As we make the momentous transition from 2014 to 2015, ringing in another new year full of hope and possibilities, suggestions abound as to what the Reserve Bank should do with interest rates from hereon in.
After well over a year of an unprecedented low rate environment, officially sitting at 2.5%, the monetary policymaker has gathered its fair share of both critics and supporters from various factions.
Some say it’s created much-needed economic stimulus by boosting waning consumer confidence, while others staunchly believe the RBA’s ongoing ‘do nothing’ stance is causing more problems for a property sector, already teetering on the brink of serious affordability and ‘bubble’ crises.
So whose side will the Central Bank favour when they resume affecting Australia’s economic fortunes on February 3rd next year?
A little bit lower now
Research analysts with investment bank Credit Suisse, Damien Boey and Hasan Tevfik, are two advocates for change when it comes to the official cash rate.
They suggest that high unemployment, along with weakening consumer confidence and business sentiment, are good reasons for the RBA to lower the cash rate considerably in coming months.
“We believe that the RBA is not done with its easing cycle. We think that the bank needs to cut rates below 2 per cent,” the pair said.
Despite acknowledging the very real conundrum the Central Bank is facing, with serious concerns as to further cuts adding impetus to an already accelerating housing market, Credit Suisse says the cash rate needs to fall slightly below 1.5% to address certain weaknesses in the Aussie economy.
The investment bank claims, according to its forecast modelling, that borrowers should not anticipate another rate rise before late 2015 or early 2016.
“Private sector confidence has declined to below-average levels consistent with weak credit growth,” read a Credit Suisse statement.
“The unemployment rate has risen to a cyclical high of 6.2 per cent and is still increasing, consistent with rising spare capacity and subdued inflationary pressure.
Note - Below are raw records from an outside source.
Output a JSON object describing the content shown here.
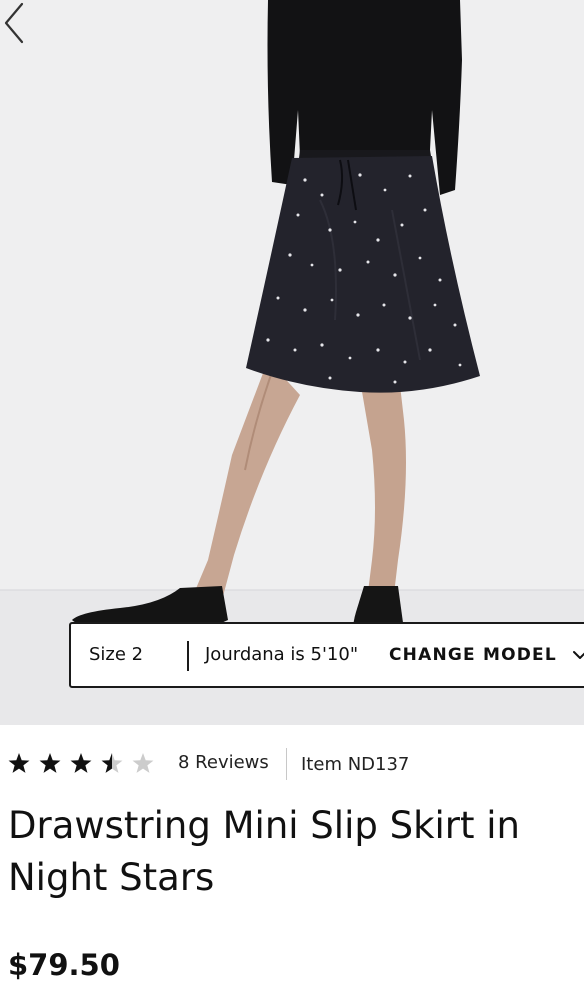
{
  "model_bar": {
    "size": "Size 2",
    "model_info": "Jourdana is 5'10\"",
    "change_label": "CHANGE MODEL"
  },
  "product": {
    "rating": 3.5,
    "rating_max": 5,
    "reviews": "8 Reviews",
    "item_number": "Item ND137",
    "title_line1": "Drawstring Mini Slip Skirt in",
    "title_line2": "Night Stars",
    "price": "$79.50"
  },
  "icons": {
    "prev": "chevron-left-icon",
    "change_model": "chevron-down-icon",
    "rating": "star-icon"
  },
  "colors": {
    "star_filled": "#111111",
    "star_empty": "#cccccc",
    "skirt": "#23232c",
    "background": "#eeeeef"
  }
}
“We believe that the model is telling us about the Australian economy’s struggles to adjust to a post-mining boom in a post-Global Financial Crisis world.”
Adding credence to the Credit Suisse take on interest rates as we head into 2015, Reserve Bank Governor Glenn Stevens made headlines recently by announcing the RBA’s willingness to keep interest rates low for some time to come…as long as the housing market remains in check.
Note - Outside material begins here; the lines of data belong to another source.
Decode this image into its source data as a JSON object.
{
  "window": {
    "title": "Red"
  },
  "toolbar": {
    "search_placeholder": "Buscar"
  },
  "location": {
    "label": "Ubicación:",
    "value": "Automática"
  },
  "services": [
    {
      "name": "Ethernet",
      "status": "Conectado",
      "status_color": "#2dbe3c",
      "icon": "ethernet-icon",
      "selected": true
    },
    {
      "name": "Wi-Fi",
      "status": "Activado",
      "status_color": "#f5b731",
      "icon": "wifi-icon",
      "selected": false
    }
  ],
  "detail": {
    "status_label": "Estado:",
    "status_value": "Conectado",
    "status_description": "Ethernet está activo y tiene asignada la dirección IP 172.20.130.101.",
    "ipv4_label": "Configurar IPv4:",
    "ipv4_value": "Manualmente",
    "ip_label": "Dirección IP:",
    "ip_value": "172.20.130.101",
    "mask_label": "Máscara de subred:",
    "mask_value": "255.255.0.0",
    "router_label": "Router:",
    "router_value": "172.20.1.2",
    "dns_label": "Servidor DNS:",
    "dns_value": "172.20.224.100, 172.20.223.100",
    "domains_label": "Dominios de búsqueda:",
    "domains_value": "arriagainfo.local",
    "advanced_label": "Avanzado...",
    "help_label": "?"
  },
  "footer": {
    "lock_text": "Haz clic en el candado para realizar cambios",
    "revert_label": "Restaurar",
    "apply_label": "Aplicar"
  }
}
In a speech delivered to the Committee for Economic Development in Melbourne on 18th November, Stevens said the need for stronger growth outside the resources sector justified more “accommodative” monetary policy.
“Inflation is well under control and is likely to remain so over the next couple of years,” he said.
“In such circumstances, monetary policy should be accommodative and, on present indications, is likely to be that way for some time yet.”
Acknowledging concerns from analysts regarding ‘too much, too soon’ within certain pockets of the property markets, largely due to investor driven demand, Stevens was quick to add: “But for accommodative monetary policy to support the economy most effectively overall, it’s helpful if pockets of potential over-exuberance don’t get too carried away.”
Answering the big questions
While Stevens is aware of the dangers associated with our fiscal fortunes being too tied up in the housing sector and associated borrowing activities, he assured listeners at the Economic Development ‘do’ that he’s not losing too much sleep over it.
He says while there are signs in the investor housing market that “some people might be starting to get just a little overexcited,” he’s comfortable with the current per annum rise in credit outstanding to households of 6 to 7%.
Stevens notes, “It is not clear whether price increases will continue or abate. Furthermore, it is not to be assumed that investor activity is problematic, per se.
“A proportion of the investor transactions are financing additions to the stock of dwellings, which is helpful. It can also be observed that a bit more of the ‘animal spirits’ evident in the housing market would be welcome in some other sectors of the economy.”
Commenting on the hype surrounding a potential team effort from industry regulators APRA and the RBA to address lending standards through regulatory change – particularly around higher risk borrowing practices – Stevens says it’s all about sustainability and is in no way an attempt to “restrict lending via direct controls.”
He adds, “It is not an attempt to restrain construction activity. On the contrary, it is an attempt to stretch out the upswing.”
As for any plans to adjust interest rates purely off the back of investor driven market sentiment fuelling property price growth, Stevens says this is not even a remote consideration right now.
What it means for mortgage owners
For a start, think carefully before you consider locking in a fixed rate just yet. Ask yourself, have the banks been particularly generous with their fixed rate offerings of late because they could smell further cuts in the wind? For now, I would be waiting and watching rather than fixing.
On the upside, it seems that mortgage owners can look forward to ringing in 2015 with a glass of bubbly, celebrating the good fortunes and higher returns afforded by the certainty of lower rates for some time to come. Cheers to that!